The construction phase of the project was equally efficient and enjoyable. The O’Connell construction crew was wonderful—very respectful of our property, our neighbors, and our family—and completed the project on-time and on budget. Ruben, the lead on the project and a master at the art of using a Bobcat, has been with O’Connell for more than 30 years, a further testament to the quality business Michael O’Connell operates. Both Ruben’s and Ubaldo’s experience and skill definitely showed through in our finished project—expertly framed pergolas, beautifully crafted seat walls, exceptionally constructed fences and gates. Michael’s choice of sub-contractors was equally exceptional, with three colored-concrete patios that have literally caused our guests to gasp at their quality. Michael was frequently on-site during the course of our 20-week project, reviewing progress, answering questions, and otherwise making us feel that we were his company’s top priority.
To say that the finished product exceeded our wildest hopes would be an understatement—an absolutely remarkable transformation of our backyard and an absolutely wonderful experience with O’Connell Landscaping.
We couldn’t recommend his company more strongly.
-Jim and Amy Schwappach, Petaluma
We are working on a couple of interesting projects in Larkspur and Petaluma right now. The Larkspur project focuses on a new back yard to create a more usable patio and entertaining space. It features a large bluestone patio and outdoor kitchen.
The Petaluma project is a larger yard that integrates new concrete patios, a large painted pergola, seat wall and stone accents.
We won two awards at this year’s CLCA North Coast Chapter Award Program. The first project was a completed front and back yard installation in Petaluma. The second was a rustic front and back yard in Cotati. Both projects shared some interesting elements, including new fencing, water features, and vegetable garden areas. See some current photos below of both projects.
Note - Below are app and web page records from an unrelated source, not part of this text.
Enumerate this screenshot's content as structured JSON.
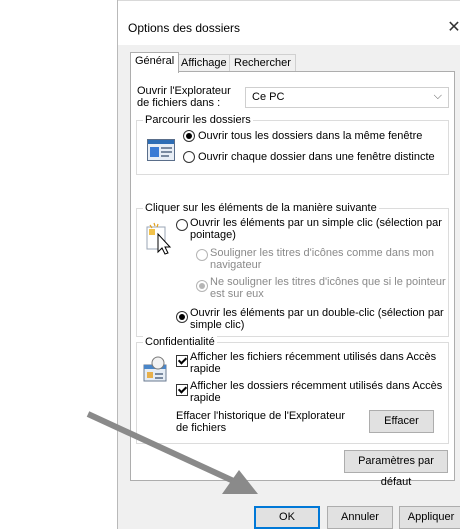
{
  "window": {
    "title": "Options des dossiers",
    "close_glyph": "✕"
  },
  "tabs": [
    {
      "label": "Général",
      "active": true
    },
    {
      "label": "Affichage",
      "active": false
    },
    {
      "label": "Rechercher",
      "active": false
    }
  ],
  "open_explorer": {
    "label": "Ouvrir l'Explorateur de fichiers dans :",
    "label_line1": "Ouvrir l'Explorateur",
    "label_line2": "de fichiers dans :",
    "value": "Ce PC"
  },
  "browse_folders": {
    "legend": "Parcourir les dossiers",
    "options": [
      {
        "label": "Ouvrir tous les dossiers dans la même fenêtre",
        "checked": true
      },
      {
        "label": "Ouvrir chaque dossier dans une fenêtre distincte",
        "checked": false
      }
    ]
  },
  "click_items": {
    "legend": "Cliquer sur les éléments de la manière suivante",
    "single_click": {
      "line1": "Ouvrir les éléments par un simple clic (sélection par",
      "line2": "pointage)",
      "checked": false
    },
    "underline_browser": {
      "line1": "Souligner les titres d'icônes comme dans mon",
      "line2": "navigateur",
      "checked": false,
      "disabled": true
    },
    "underline_hover": {
      "line1": "Ne souligner les titres d'icônes que si le pointeur",
      "line2": "est sur eux",
      "checked": true,
      "disabled": true
    },
    "double_click": {
      "line1": "Ouvrir les éléments par un double-clic (sélection par",
      "line2": "simple clic)",
      "checked": true
    }
  },
  "privacy": {
    "legend": "Confidentialité",
    "recent_files": {
      "line1": "Afficher les fichiers récemment utilisés dans Accès",
      "line2": "rapide",
      "checked": true
    },
    "recent_folders": {
      "line1": "Afficher les dossiers récemment utilisés dans Accès",
      "line2": "rapide",
      "checked": true
    },
    "clear_history": {
      "line1": "Effacer l'historique de l'Explorateur",
      "line2": "de fichiers"
    },
    "clear_button": "Effacer"
  },
  "restore_defaults_button": "Paramètres par défaut",
  "footer": {
    "ok": "OK",
    "cancel": "Annuler",
    "apply": "Appliquer"
  },
  "colors": {
    "accent": "#0078d7",
    "arrow": "#8a8a8a",
    "dialog_bg": "#f0f0f0"
  }
}
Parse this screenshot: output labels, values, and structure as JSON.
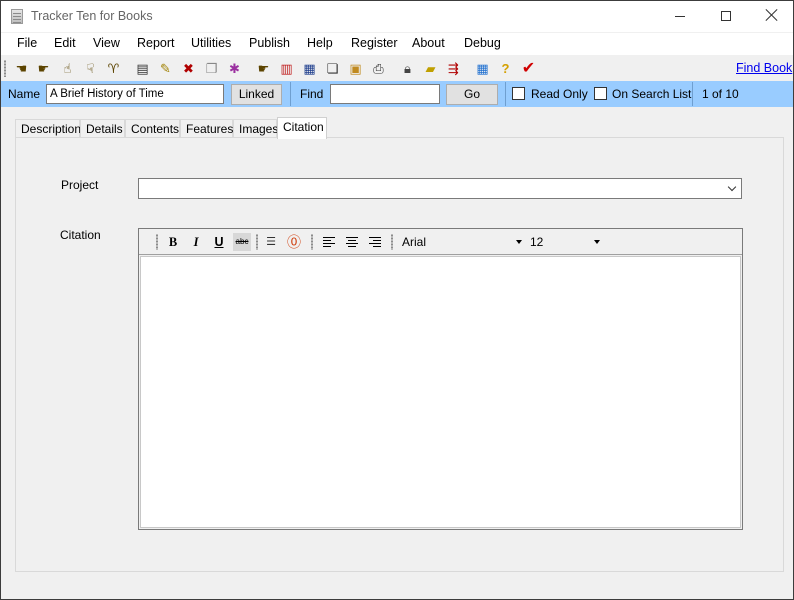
{
  "window": {
    "title": "Tracker Ten for Books",
    "icons": [
      "app-icon",
      "minimize-icon",
      "maximize-icon",
      "close-icon"
    ]
  },
  "menu": {
    "items": [
      "File",
      "Edit",
      "View",
      "Report",
      "Utilities",
      "Publish",
      "Help",
      "Register",
      "About",
      "Debug"
    ]
  },
  "toolbar": {
    "find_book_label": "Find Book",
    "icons": [
      "first-record-icon",
      "previous-record-icon",
      "next-record-icon",
      "last-record-icon",
      "filter-icon",
      "new-record-icon",
      "edit-record-icon",
      "delete-record-icon",
      "copy-record-icon",
      "sort-icon",
      "search-icon",
      "report-icon",
      "table-icon",
      "copy-icon",
      "image-icon",
      "print-icon",
      "lock-icon",
      "open-folder-icon",
      "export-icon",
      "calculator-icon",
      "help-icon",
      "checkmark-icon"
    ]
  },
  "recordbar": {
    "name_label": "Name",
    "name_value": "A Brief History of Time",
    "linked_label": "Linked",
    "find_label": "Find",
    "find_value": "",
    "go_label": "Go",
    "read_only_label": "Read Only",
    "on_search_list_label": "On Search List",
    "record_position": "1 of 10"
  },
  "tabs": {
    "items": [
      "Description",
      "Details",
      "Contents",
      "Features",
      "Images",
      "Citation"
    ],
    "active": "Citation"
  },
  "form": {
    "project_label": "Project",
    "project_value": "",
    "citation_label": "Citation",
    "citation_text": ""
  },
  "editor": {
    "font_name": "Arial",
    "font_size": "12",
    "buttons": [
      "bold-icon",
      "italic-icon",
      "underline-icon",
      "strikethrough-icon",
      "bullet-list-icon",
      "ordered-list-icon",
      "align-left-icon",
      "align-center-icon",
      "align-right-icon"
    ]
  },
  "colors": {
    "record_bar": "#99ccff",
    "link": "#0000ee",
    "window_bg": "#f0f0f0"
  }
}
2016 CLCA Medium Installation Award Winner- Cotati
2016 CLCA Design Build Award Winner- Petaluma